## [Goal of the exercise]
Only lines holding "realm" are wanted; copy each of them from the records below.

Entries from a dataset of interfaces:
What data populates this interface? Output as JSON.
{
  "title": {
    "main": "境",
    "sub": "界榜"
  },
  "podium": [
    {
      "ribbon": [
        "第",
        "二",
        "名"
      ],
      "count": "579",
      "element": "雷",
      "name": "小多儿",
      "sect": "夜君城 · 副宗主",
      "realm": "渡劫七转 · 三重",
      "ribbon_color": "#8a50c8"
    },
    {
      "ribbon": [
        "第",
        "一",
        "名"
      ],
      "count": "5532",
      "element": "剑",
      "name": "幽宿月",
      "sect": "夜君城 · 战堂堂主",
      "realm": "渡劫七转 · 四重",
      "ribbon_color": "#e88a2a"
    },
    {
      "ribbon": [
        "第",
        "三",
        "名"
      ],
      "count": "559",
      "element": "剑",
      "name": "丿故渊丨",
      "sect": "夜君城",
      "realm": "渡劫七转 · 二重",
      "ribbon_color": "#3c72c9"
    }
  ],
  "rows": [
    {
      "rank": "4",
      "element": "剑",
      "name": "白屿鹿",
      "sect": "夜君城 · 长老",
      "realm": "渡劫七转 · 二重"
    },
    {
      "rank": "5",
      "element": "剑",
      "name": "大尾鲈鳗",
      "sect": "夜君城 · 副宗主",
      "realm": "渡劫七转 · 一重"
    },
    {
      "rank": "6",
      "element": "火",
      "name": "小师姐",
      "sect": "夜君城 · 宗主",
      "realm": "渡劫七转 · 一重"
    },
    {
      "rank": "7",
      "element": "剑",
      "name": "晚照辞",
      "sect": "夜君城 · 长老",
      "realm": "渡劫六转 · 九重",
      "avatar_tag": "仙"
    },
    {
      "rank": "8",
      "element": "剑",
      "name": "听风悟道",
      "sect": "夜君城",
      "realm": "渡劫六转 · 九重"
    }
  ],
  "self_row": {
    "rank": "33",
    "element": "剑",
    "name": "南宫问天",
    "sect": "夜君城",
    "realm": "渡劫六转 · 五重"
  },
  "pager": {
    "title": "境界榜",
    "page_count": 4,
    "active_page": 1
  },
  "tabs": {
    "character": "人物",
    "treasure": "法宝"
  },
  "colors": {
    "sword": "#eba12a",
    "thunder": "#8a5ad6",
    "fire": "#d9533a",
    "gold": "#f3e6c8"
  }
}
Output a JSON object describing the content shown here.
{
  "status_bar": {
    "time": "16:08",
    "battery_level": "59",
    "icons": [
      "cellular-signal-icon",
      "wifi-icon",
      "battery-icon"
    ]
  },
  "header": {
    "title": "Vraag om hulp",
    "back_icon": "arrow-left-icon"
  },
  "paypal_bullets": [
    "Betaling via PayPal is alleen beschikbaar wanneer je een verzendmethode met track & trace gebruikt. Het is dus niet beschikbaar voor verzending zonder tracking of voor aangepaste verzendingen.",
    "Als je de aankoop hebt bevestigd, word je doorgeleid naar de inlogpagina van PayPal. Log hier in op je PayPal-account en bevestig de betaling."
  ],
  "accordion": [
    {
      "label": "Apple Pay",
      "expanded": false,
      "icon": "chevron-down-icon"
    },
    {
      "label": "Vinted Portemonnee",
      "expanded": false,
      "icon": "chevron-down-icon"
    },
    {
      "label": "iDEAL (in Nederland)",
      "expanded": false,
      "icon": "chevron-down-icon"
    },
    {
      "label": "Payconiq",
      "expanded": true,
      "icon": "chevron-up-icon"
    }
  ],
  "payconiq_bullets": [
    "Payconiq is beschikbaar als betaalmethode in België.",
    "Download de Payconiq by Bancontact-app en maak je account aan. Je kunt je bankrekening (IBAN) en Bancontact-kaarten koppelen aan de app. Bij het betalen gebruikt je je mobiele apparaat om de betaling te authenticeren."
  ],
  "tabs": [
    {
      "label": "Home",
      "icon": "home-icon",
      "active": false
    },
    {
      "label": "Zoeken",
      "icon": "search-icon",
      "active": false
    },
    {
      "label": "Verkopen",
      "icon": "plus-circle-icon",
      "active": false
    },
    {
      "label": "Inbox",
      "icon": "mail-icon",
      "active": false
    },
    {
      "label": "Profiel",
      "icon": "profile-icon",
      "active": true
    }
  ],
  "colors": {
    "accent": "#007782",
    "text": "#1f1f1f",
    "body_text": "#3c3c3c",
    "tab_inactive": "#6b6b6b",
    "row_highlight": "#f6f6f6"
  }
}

## [Task output]
      "realm": "渡劫七转 · 三重",
      "realm": "渡劫七转 · 四重",
      "realm": "渡劫七转 · 二重",
      "realm": "渡劫七转 · 二重"
      "realm": "渡劫七转 · 一重"
      "realm": "渡劫七转 · 一重"
      "realm": "渡劫六转 · 九重",
      "realm": "渡劫六转 · 九重"
    "realm": "渡劫六转 · 五重"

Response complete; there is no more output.